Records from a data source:
**********

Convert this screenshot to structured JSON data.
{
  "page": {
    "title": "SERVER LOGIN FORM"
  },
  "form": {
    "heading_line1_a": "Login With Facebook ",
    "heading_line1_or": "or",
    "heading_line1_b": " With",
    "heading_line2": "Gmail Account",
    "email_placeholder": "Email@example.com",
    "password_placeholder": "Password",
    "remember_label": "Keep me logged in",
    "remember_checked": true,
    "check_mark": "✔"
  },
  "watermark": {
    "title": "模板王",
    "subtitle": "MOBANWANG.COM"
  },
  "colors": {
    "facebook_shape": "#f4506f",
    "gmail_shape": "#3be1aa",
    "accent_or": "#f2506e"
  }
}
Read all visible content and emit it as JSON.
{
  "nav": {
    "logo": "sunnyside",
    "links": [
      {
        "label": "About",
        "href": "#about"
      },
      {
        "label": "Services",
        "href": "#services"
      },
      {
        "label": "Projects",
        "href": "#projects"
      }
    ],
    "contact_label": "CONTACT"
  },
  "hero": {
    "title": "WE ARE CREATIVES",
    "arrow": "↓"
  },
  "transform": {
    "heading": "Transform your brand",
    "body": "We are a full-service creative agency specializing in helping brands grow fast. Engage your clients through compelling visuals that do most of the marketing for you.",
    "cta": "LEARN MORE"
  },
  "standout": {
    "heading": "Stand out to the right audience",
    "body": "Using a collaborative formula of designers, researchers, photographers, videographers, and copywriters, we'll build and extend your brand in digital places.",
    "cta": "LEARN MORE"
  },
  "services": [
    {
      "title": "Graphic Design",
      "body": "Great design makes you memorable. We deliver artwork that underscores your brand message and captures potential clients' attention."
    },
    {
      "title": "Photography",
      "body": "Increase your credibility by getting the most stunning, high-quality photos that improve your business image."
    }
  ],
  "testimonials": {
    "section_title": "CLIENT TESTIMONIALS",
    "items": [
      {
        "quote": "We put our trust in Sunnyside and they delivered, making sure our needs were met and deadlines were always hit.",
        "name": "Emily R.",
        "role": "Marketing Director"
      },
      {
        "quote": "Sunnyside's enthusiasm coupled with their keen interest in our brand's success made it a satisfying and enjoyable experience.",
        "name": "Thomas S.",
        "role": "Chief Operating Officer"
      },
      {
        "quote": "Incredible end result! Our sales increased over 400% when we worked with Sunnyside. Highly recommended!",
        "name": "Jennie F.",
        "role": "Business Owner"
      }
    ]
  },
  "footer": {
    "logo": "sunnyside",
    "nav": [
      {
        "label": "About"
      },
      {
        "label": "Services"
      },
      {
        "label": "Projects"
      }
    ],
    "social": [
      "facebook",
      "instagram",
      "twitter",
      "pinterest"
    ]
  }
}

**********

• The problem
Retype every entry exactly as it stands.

• Solution for this task
Convert this screenshot to structured JSON data.
{
  "page": {
    "title": "SERVER LOGIN FORM"
  },
  "form": {
    "heading_line1_a": "Login With Facebook ",
    "heading_line1_or": "or",
    "heading_line1_b": " With",
    "heading_line2": "Gmail Account",
    "email_placeholder": "Email@example.com",
    "password_placeholder": "Password",
    "remember_label": "Keep me logged in",
    "remember_checked": true,
    "check_mark": "✔"
  },
  "watermark": {
    "title": "模板王",
    "subtitle": "MOBANWANG.COM"
  },
  "colors": {
    "facebook_shape": "#f4506f",
    "gmail_shape": "#3be1aa",
    "accent_or": "#f2506e"
  }
}
Read all visible content and emit it as JSON.
{
  "nav": {
    "logo": "sunnyside",
    "links": [
      {
        "label": "About",
        "href": "#about"
      },
      {
        "label": "Services",
        "href": "#services"
      },
      {
        "label": "Projects",
        "href": "#projects"
      }
    ],
    "contact_label": "CONTACT"
  },
  "hero": {
    "title": "WE ARE CREATIVES",
    "arrow": "↓"
  },
  "transform": {
    "heading": "Transform your brand",
    "body": "We are a full-service creative agency specializing in helping brands grow fast. Engage your clients through compelling visuals that do most of the marketing for you.",
    "cta": "LEARN MORE"
  },
  "standout": {
    "heading": "Stand out to the right audience",
    "body": "Using a collaborative formula of designers, researchers, photographers, videographers, and copywriters, we'll build and extend your brand in digital places.",
    "cta": "LEARN MORE"
  },
  "services": [
    {
      "title": "Graphic Design",
      "body": "Great design makes you memorable. We deliver artwork that underscores your brand message and captures potential clients' attention."
    },
    {
      "title": "Photography",
      "body": "Increase your credibility by getting the most stunning, high-quality photos that improve your business image."
    }
  ],
  "testimonials": {
    "section_title": "CLIENT TESTIMONIALS",
    "items": [
      {
        "quote": "We put our trust in Sunnyside and they delivered, making sure our needs were met and deadlines were always hit.",
        "name": "Emily R.",
        "role": "Marketing Director"
      },
      {
        "quote": "Sunnyside's enthusiasm coupled with their keen interest in our brand's success made it a satisfying and enjoyable experience.",
        "name": "Thomas S.",
        "role": "Chief Operating Officer"
      },
      {
        "quote": "Incredible end result! Our sales increased over 400% when we worked with Sunnyside. Highly recommended!",
        "name": "Jennie F.",
        "role": "Business Owner"
      }
    ]
  },
  "footer": {
    "logo": "sunnyside",
    "nav": [
      {
        "label": "About"
      },
      {
        "label": "Services"
      },
      {
        "label": "Projects"
      }
    ],
    "social": [
      "facebook",
      "instagram",
      "twitter",
      "pinterest"
    ]
  }
}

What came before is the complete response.